Found what you're looking for?

  • Start learning 29% faster today
  • 150,000+ documents available
  • Just £6.99 a month

Here's what a teacher thought of this essay

4 star(s)

A good piece of work looking at the various changes over the years regarding healthcare. The points made are valid and on the whole, supported with evidence. I would suggest that the writer makes it clear which part of the UK s/he is referring to in the title. I would also suggest that the writer give a timeframe relating to the term ?over the years?. Is the writer referring to 2000-2010 for instance? Consider changes regarding staffing in the NHS, eg. changes in nurse training.
The writing style is good. Try to give an introduction outlining what you will cover in the rest of the piece.
4/5

Marked by teacher Diane Apeah-Kubi 09/08/2013

Not the one? Search for your essay title...
  • Join over 1.2 million students every month
  • Accelerate your learning by 29%
  • Unlimited access from just £6.99 per month

See related essaysSee related essays

Related GCSE Health and Social Care essays

  1. Marked by a teacher

    Health and social care, OCR Nationals double award promoting health and well being

    4 star(s)

    Great Britain is a multi cultural society. The culture is a way, which is followed by a group of people. They eat, dress, behave and believe in the same way. It may be unique to that particular group. It affects their way of life and therefore their health as well.

  2. Marked by a teacher

    Care Values Bases in Care Settings

    3 star(s)

    Abuse might happen because of frustration with the person, because of a loss of temper, a desire to exert power over someone else, discrimination or prejudice due to certain groups or individuals being different, or because of many other reasons.

  1. Marked by a teacher

    Individual Needs in Health & Social Care

    3 star(s)

    Section 2: (p2) explain factors which affect every day needs of individuals. Lifestyle factors: 1. Personal hygiene: personal hygiene could include areas such as cleaning teeth regularly (at least twice a day) taking a daily bath or shower; keeping nails cleans and trimmed; and washing hair regularly.

  2. Marked by a teacher

    Analysis of One Individual's Health and Wellbeing

    40. Do you enjoy exercising? No, I find it tiring. 41. On average, how long do you spend exercising per week? 20 minutes 42. Do you sleep well? Not really 43. On average, how well do you sleep? Around 5 hours 44. Do you smoke?

  1. Individual needs within the health and social care sector

    you to lots of destinations Car share programs are cost effective Sharing transport with neighbours can lead to good relationships Charity lead transports are usually based in more rural areas contribution to these will help other causes Taxis are available all hours and will pick you up from home Some

  2. BTEC National Diploma in Health and Social Care.

    By targeting help to disadvantaged communities. Recent health policy interventions (choose Health; Making healthy choices easier (2004) which forced on lifestyle choices such as smoking or cancer originate from the behavioural explanation of health inequalities. This was identified as likely to have the most impact long term in improving the health of the population.

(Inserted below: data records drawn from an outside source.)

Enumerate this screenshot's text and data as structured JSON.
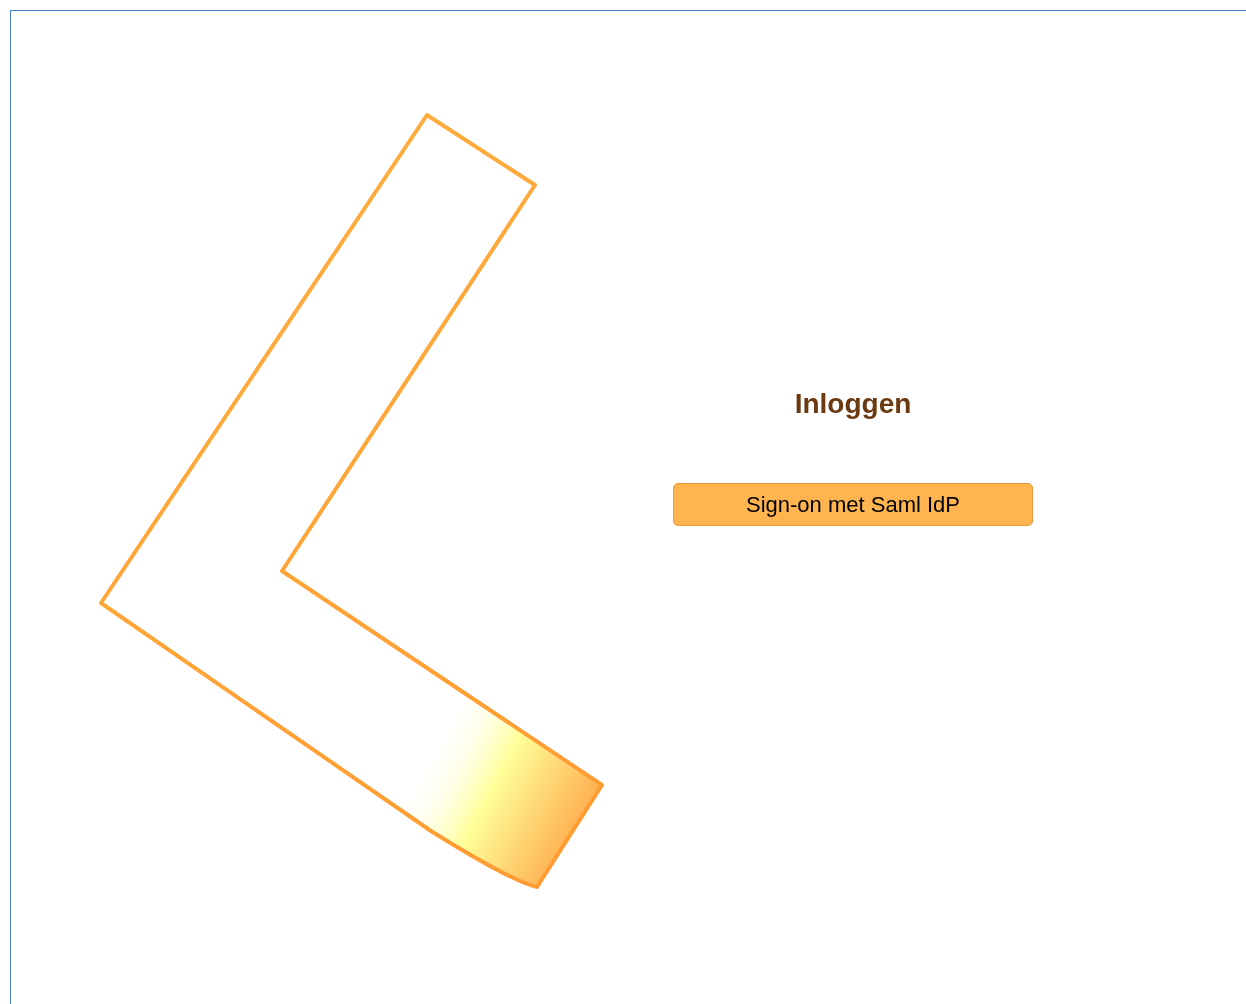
{
  "heading": "Inloggen",
  "buttons": [
    {
      "label": "Sign-on met Saml IdP"
    }
  ]
}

  1. Health and social level 3 Unit 12 Public Health

    Education Education is fairly important in the UK as it helps promote healthy lifestyles. Without education, individuals wouldn?t know the affects of fatty foods for example if they wasn?t educated, which could lead to risks of heart disease and obesity, diabetes and other illnesses.

  2. Public Health Unit 12 P1 Describe key aspects of public health in the ...

    Control of diseases must be collaborative. While communication between countries and regions must be open and disease tracking coordinated, public health approaches and vaccine schedules may vary depending upon disease rates, population vulnerability and public health resources. The most documented and commonly occurring diseases are water-borne diseases (diarrhoeal diseases and Leptospirosis).

  • Over 160,000 pieces
    of student written work
  • Annotated by
    experienced teachers
  • Ideas and feedback to
    improve your own work